Aim of the exercise: Count every line below that contains "icon", then state the total with no other output.

Data provided:
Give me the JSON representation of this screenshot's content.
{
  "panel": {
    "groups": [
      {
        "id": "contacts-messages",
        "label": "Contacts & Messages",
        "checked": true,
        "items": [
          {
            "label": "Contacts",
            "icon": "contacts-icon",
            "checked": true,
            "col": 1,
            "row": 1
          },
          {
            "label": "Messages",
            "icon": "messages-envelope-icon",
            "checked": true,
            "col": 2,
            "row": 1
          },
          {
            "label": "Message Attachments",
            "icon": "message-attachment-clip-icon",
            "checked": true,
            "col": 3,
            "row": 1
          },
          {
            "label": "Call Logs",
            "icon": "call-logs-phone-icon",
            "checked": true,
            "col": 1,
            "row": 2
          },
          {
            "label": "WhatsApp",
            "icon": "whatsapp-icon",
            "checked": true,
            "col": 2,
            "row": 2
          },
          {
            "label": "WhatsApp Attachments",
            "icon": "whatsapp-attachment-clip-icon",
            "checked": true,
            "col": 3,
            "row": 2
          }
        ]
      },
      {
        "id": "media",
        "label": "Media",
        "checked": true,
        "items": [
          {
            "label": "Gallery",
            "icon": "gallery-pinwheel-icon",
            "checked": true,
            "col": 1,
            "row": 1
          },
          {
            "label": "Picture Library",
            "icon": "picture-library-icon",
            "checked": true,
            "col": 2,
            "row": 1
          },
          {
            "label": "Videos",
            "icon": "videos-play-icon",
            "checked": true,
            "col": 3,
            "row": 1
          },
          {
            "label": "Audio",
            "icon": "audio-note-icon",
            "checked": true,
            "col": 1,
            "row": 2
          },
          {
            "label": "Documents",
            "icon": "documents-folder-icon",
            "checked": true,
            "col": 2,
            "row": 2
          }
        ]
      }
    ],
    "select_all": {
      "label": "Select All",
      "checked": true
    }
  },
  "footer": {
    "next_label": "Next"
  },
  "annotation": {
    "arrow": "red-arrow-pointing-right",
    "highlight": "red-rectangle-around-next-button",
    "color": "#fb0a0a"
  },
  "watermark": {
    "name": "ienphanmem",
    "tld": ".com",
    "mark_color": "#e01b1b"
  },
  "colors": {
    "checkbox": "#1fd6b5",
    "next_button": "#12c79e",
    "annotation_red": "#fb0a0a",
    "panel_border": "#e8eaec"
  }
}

Written answer: 11